Numerous articles in the wake of Leipzig’s ascent to being one of the most successful clubs in Germany have branded the club the “most hated” in the country. This is, of course, an entirely subjective moniker, especially given the three aforementioned clubs who hold exemptions to the rule, but it is certainly an arguable distinction.

Leipzig’s case is unique in that, as opposed to having a direct exemption from the rule, in principle, they follow it, but, in stark contrast to the vast majority of other German clubs, according to a Guardian article from 2016, RB Leipzig only has seventeen “active” members, with memberships costing as much as €1,000 per year – contrast this with Borussia Dortmund, who, according to the same article, had 139,000 paying members at the time, with membership costing a mere sixty-two euros per year. This is before you realise that such memberships at Leipzig simply make you a non-voting member, whereas, at Dortmund, one gets a say in all important club matters upon becoming a member by paying the fee.

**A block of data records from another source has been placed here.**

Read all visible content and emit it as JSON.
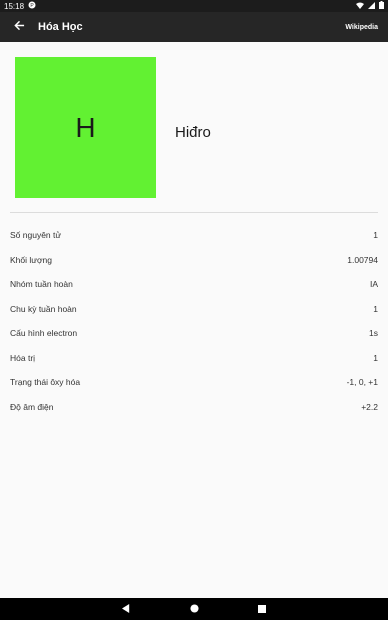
{
  "status_bar": {
    "time": "15:18"
  },
  "app_bar": {
    "title": "Hóa Học",
    "wikipedia_label": "Wikipedia"
  },
  "element": {
    "symbol": "H",
    "name": "Hiđro",
    "tile_color": "#62f132"
  },
  "properties": [
    {
      "label": "Số nguyên tử",
      "value": "1"
    },
    {
      "label": "Khối lượng",
      "value": "1.00794"
    },
    {
      "label": "Nhóm tuần hoàn",
      "value": "IA"
    },
    {
      "label": "Chu kỳ tuần hoàn",
      "value": "1"
    },
    {
      "label": "Cấu hình electron",
      "value": "1s"
    },
    {
      "label": "Hóa trị",
      "value": "1"
    },
    {
      "label": "Trạng thái ôxy hóa",
      "value": "-1, 0, +1"
    },
    {
      "label": "Độ âm điện",
      "value": "+2.2"
    }
  ],
  "icons": [
    "back-arrow-icon",
    "nav-back-icon",
    "nav-home-icon",
    "nav-recents-icon"
  ]
}
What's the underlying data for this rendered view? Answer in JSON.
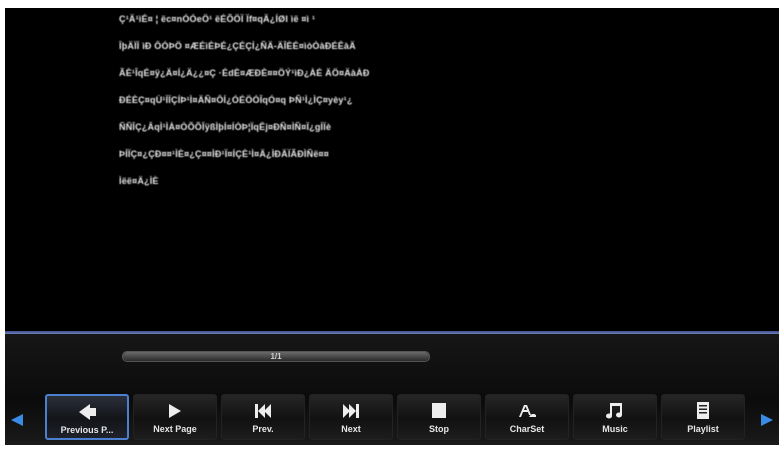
{
  "text_content": {
    "lines": [
      "Ç¹Ä¹ìÉ¤ ¦ ëc¤nÓÓeÖ¹ ëÉÕÖÏ Ïf¤qÄ¿ÍØI ìë ¤ì ¹",
      "ÎþÄÏÍ ìÐ ÔÓÞÖ ¤ÆÉìÈÞÉ¿ÇÉÇÍ¿ÑÄ-ÄÎÈÉ¤ìòÒàÐÉÊàÄ",
      "ÃÈ¹ÎqÉ¤ÿ¿Ä¤Í¿Ä¿¿¤Ç ·ÉdÈ¤ÆÐÈ¤¤ÖÝ¹ìÐ¿ÀÉ ÄÖ¤ÄàÀÐ",
      "ÐÉÈÇ¤qÙ¹ÌÏÇÍÞ¹Ì¤ÄÑ¤ÔÍ¿ÓÉÖÓÎqÓ¤q ÞÑ¹Ì¿ÌÇ¤yèy¹¿",
      "ÑÑÎÇ¿ÂqÌ¹ÌÀ¤ÒÕÕÎÿßÌþÍ¤ÍÒÞ¦ÏqÊj¤ÐÑ¤ÌÑ¤Ï¿gÌÏè",
      "ÞÌÏÇ¤¿ÇÐ¤¤¹ÌÈ¤¿Ç¤¤ÌÐ¹Ï¤ÍÇÈ¹Ì¤Ä¿ÌÐÄÏÃÐÌÑë¤¤",
      "Ìëë¤Ä¿ÌÈ"
    ]
  },
  "progress": {
    "label": "1/1",
    "fraction": 1.0
  },
  "toolbar": {
    "buttons": [
      {
        "label": "Previous P...",
        "icon": "previous-page-icon",
        "selected": true
      },
      {
        "label": "Next Page",
        "icon": "next-page-icon",
        "selected": false
      },
      {
        "label": "Prev.",
        "icon": "previous-track-icon",
        "selected": false
      },
      {
        "label": "Next",
        "icon": "next-track-icon",
        "selected": false
      },
      {
        "label": "Stop",
        "icon": "stop-icon",
        "selected": false
      },
      {
        "label": "CharSet",
        "icon": "charset-icon",
        "selected": false
      },
      {
        "label": "Music",
        "icon": "music-note-icon",
        "selected": false
      },
      {
        "label": "Playlist",
        "icon": "playlist-icon",
        "selected": false
      }
    ]
  },
  "colors": {
    "background": "#000000",
    "divider": "#4f62a0",
    "selected_border": "#4d7fd0",
    "nav_arrow": "#3a8be6"
  }
}
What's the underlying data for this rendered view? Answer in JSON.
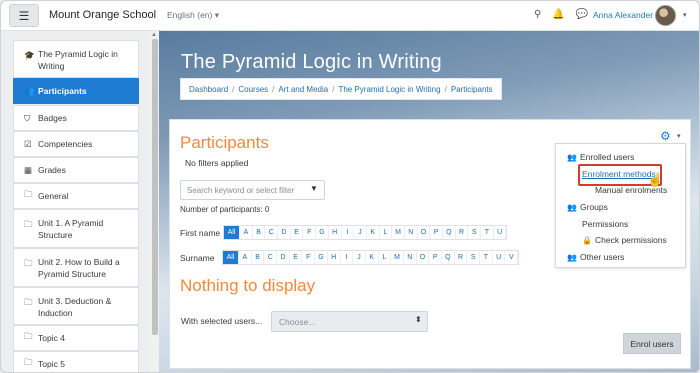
{
  "navbar": {
    "menu_icon": "hamburger-icon",
    "site_name": "Mount Orange School",
    "language": "English (en)",
    "user_name": "Anna Alexander"
  },
  "sidebar": {
    "items": [
      {
        "label": "The Pyramid Logic in Writing",
        "icon": "graduation-cap-icon"
      },
      {
        "label": "Participants",
        "icon": "users-icon"
      },
      {
        "label": "Badges",
        "icon": "shield-icon"
      },
      {
        "label": "Competencies",
        "icon": "check-square-icon"
      },
      {
        "label": "Grades",
        "icon": "table-icon"
      },
      {
        "label": "General",
        "icon": "folder-icon"
      },
      {
        "label": "Unit 1. A Pyramid Structure",
        "icon": "folder-icon"
      },
      {
        "label": "Unit 2. How to Build a Pyramid Structure",
        "icon": "folder-icon"
      },
      {
        "label": "Unit 3. Deduction & Induction",
        "icon": "folder-icon"
      },
      {
        "label": "Topic 4",
        "icon": "folder-icon"
      },
      {
        "label": "Topic 5",
        "icon": "folder-icon"
      }
    ]
  },
  "header": {
    "title": "The Pyramid Logic in Writing",
    "breadcrumb": [
      "Dashboard",
      "Courses",
      "Art and Media",
      "The Pyramid Logic in Writing",
      "Participants"
    ]
  },
  "participants": {
    "title": "Participants",
    "filters_text": "No filters applied",
    "search_placeholder": "Search keyword or select filter",
    "count_text": "Number of participants: 0",
    "firstname_label": "First name",
    "surname_label": "Surname",
    "all_label": "All",
    "firstname_letters": [
      "A",
      "B",
      "C",
      "D",
      "E",
      "F",
      "G",
      "H",
      "I",
      "J",
      "K",
      "L",
      "M",
      "N",
      "O",
      "P",
      "Q",
      "R",
      "S",
      "T",
      "U"
    ],
    "surname_letters": [
      "A",
      "B",
      "C",
      "D",
      "E",
      "F",
      "G",
      "H",
      "I",
      "J",
      "K",
      "L",
      "M",
      "N",
      "O",
      "P",
      "Q",
      "R",
      "S",
      "T",
      "U",
      "V"
    ],
    "nothing_text": "Nothing to display",
    "with_selected_label": "With selected users...",
    "choose_value": "Choose...",
    "enrol_button": "Enrol users"
  },
  "actions_menu": {
    "items": {
      "enrolled_users": "Enrolled users",
      "enrolment_methods": "Enrolment methods",
      "manual_enrolments": "Manual enrolments",
      "groups": "Groups",
      "permissions": "Permissions",
      "check_permissions": "Check permissions",
      "other_users": "Other users"
    }
  },
  "colors": {
    "accent": "#1f7ad1",
    "heading_orange": "#f6883b",
    "highlight_red": "#d43a2f"
  }
}
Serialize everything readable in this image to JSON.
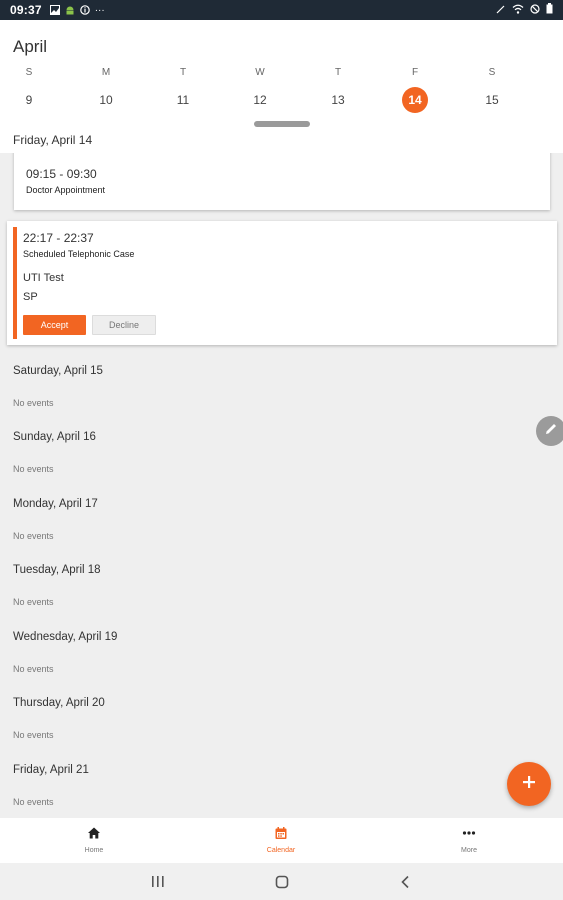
{
  "status_bar": {
    "time": "09:37",
    "more": "···"
  },
  "header": {
    "month": "April",
    "days": [
      {
        "dow": "S",
        "num": "9"
      },
      {
        "dow": "M",
        "num": "10"
      },
      {
        "dow": "T",
        "num": "11"
      },
      {
        "dow": "W",
        "num": "12"
      },
      {
        "dow": "T",
        "num": "13"
      },
      {
        "dow": "F",
        "num": "14",
        "selected": true
      },
      {
        "dow": "S",
        "num": "15"
      }
    ],
    "selected_date_label": "Friday, April 14"
  },
  "events": [
    {
      "time": "09:15 - 09:30",
      "title": "Doctor Appointment"
    },
    {
      "time": "22:17 - 22:37",
      "title": "Scheduled Telephonic Case",
      "name": "UTI Test",
      "initials": "SP",
      "accept_label": "Accept",
      "decline_label": "Decline"
    }
  ],
  "upcoming_days": [
    {
      "label": "Saturday, April 15",
      "empty": "No events"
    },
    {
      "label": "Sunday, April 16",
      "empty": "No events"
    },
    {
      "label": "Monday, April 17",
      "empty": "No events"
    },
    {
      "label": "Tuesday, April 18",
      "empty": "No events"
    },
    {
      "label": "Wednesday, April 19",
      "empty": "No events"
    },
    {
      "label": "Thursday, April 20",
      "empty": "No events"
    },
    {
      "label": "Friday, April 21",
      "empty": "No events"
    }
  ],
  "bottom_nav": [
    {
      "label": "Home",
      "icon": "home-icon",
      "active": false
    },
    {
      "label": "Calendar",
      "icon": "calendar-icon",
      "active": true
    },
    {
      "label": "More",
      "icon": "more-icon",
      "active": false
    }
  ],
  "colors": {
    "accent": "#f26522",
    "status_bar": "#1f2a36",
    "background": "#efefef"
  }
}
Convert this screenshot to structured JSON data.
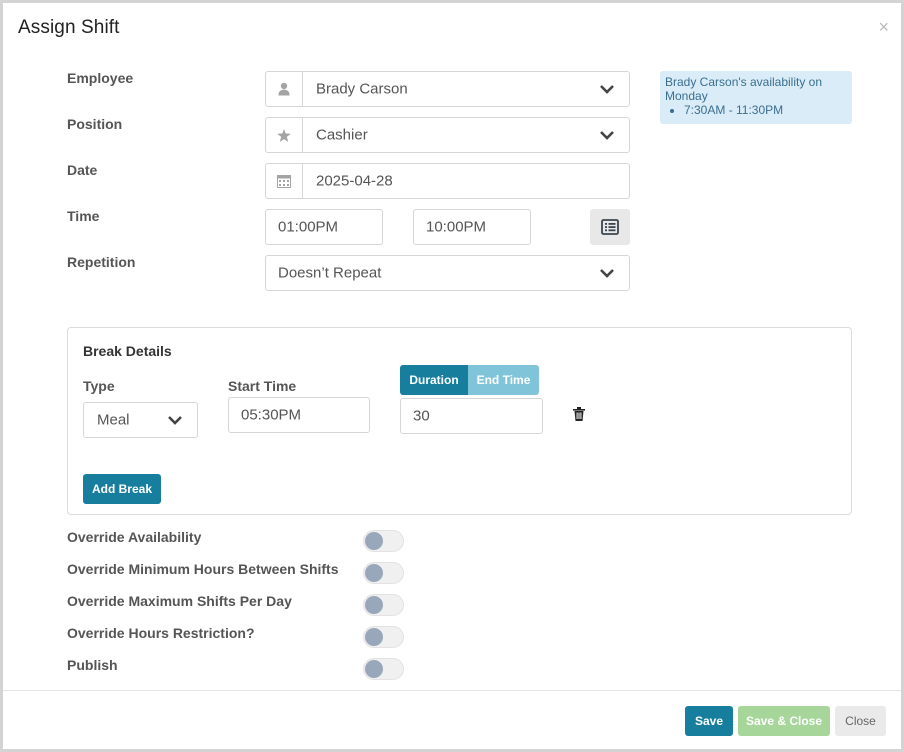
{
  "dialog": {
    "title": "Assign Shift",
    "close_glyph": "×"
  },
  "form": {
    "employee": {
      "label": "Employee",
      "value": "Brady Carson",
      "icon": "user-icon"
    },
    "position": {
      "label": "Position",
      "value": "Cashier",
      "icon": "star-icon"
    },
    "date": {
      "label": "Date",
      "value": "2025-04-28",
      "icon": "calendar-icon"
    },
    "time": {
      "label": "Time",
      "start": "01:00PM",
      "end": "10:00PM"
    },
    "repetition": {
      "label": "Repetition",
      "value": "Doesn’t Repeat"
    }
  },
  "availability": {
    "heading": "Brady Carson's availability on Monday",
    "items": [
      "7:30AM - 11:30PM"
    ]
  },
  "break_details": {
    "title": "Break Details",
    "type_label": "Type",
    "type_value": "Meal",
    "start_label": "Start Time",
    "start_value": "05:30PM",
    "mode_duration": "Duration",
    "mode_end_time": "End Time",
    "duration_value": "30",
    "add_label": "Add Break"
  },
  "toggles": [
    {
      "label": "Override Availability",
      "on": false
    },
    {
      "label": "Override Minimum Hours Between Shifts",
      "on": false
    },
    {
      "label": "Override Maximum Shifts Per Day",
      "on": false
    },
    {
      "label": "Override Hours Restriction?",
      "on": false
    },
    {
      "label": "Publish",
      "on": false
    }
  ],
  "footer": {
    "save": "Save",
    "save_close": "Save & Close",
    "close": "Close"
  },
  "colors": {
    "primary": "#177f9d",
    "success_light": "#a6d69a",
    "info_bg": "#d9ecf7",
    "toggle_knob": "#98a7ba"
  }
}
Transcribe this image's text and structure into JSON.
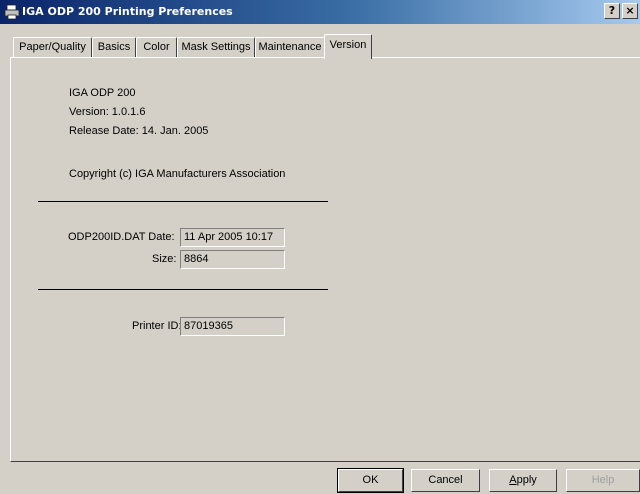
{
  "window": {
    "title": "IGA ODP 200 Printing Preferences",
    "help_button": "?",
    "close_button": "×"
  },
  "tabs": [
    {
      "label": "Paper/Quality"
    },
    {
      "label": "Basics"
    },
    {
      "label": "Color"
    },
    {
      "label": "Mask Settings"
    },
    {
      "label": "Maintenance"
    },
    {
      "label": "Version",
      "active": true
    }
  ],
  "version_panel": {
    "product_name": "IGA ODP 200",
    "version": "Version:  1.0.1.6",
    "release_date": "Release Date: 14. Jan. 2005",
    "copyright": "Copyright (c)  IGA Manufacturers Association",
    "datfile_date_label": "ODP200ID.DAT  Date:",
    "datfile_date_value": "11 Apr 2005  10:17",
    "size_label": "Size:",
    "size_value": "8864",
    "printer_id_label": "Printer ID:",
    "printer_id_value": "87019365"
  },
  "buttons": {
    "ok": "OK",
    "cancel": "Cancel",
    "apply": "Apply",
    "help": "Help"
  }
}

Does the rule have a future?

I hope I have made it clear by this point that the 50+1 rule goes beyond simply being a clause in a rulebook; it is instead a long-standing and core element of German footballing culture and one which many German fans see as one last bastion of resistance against the commercialisation of the clubs they hold so close to their hearts. However, the question must be asked of whether or not the rule has a future if German football is to remain competitive and one of the best leagues in the world.

The 50+1 rule was only introduced in 1998, as mentioned earlier, after the German footballing authorities accepted that, without any private investment in clubs at all, the level of football in the country risked falling dramatically. Up until this point, private investment of any kind in any German club was strictly forbidden, so it is important to remember that, in a historical context, the rules are already not as strict as they used to be. This certainly makes it that much easier to envision the possibility of future changes to the rule. That is not to say such changes are guaranteed to happen, nor is it to say that it is only a matter of time until the rule is no more. It is simply a reminder that nothing, either way, can be ruled in or out.

Concluding Thoughts

Ultimately, only time will tell. The decision will ultimately lie in the hands of the supporters themselves, arguably as it should, and it is not impossible to foresee a point in time where German football fans have to choose between success on the pitch, and their clubs remaining sporting communities with fans at the core. Put another way, it may well come down to what the fans believe football really represents.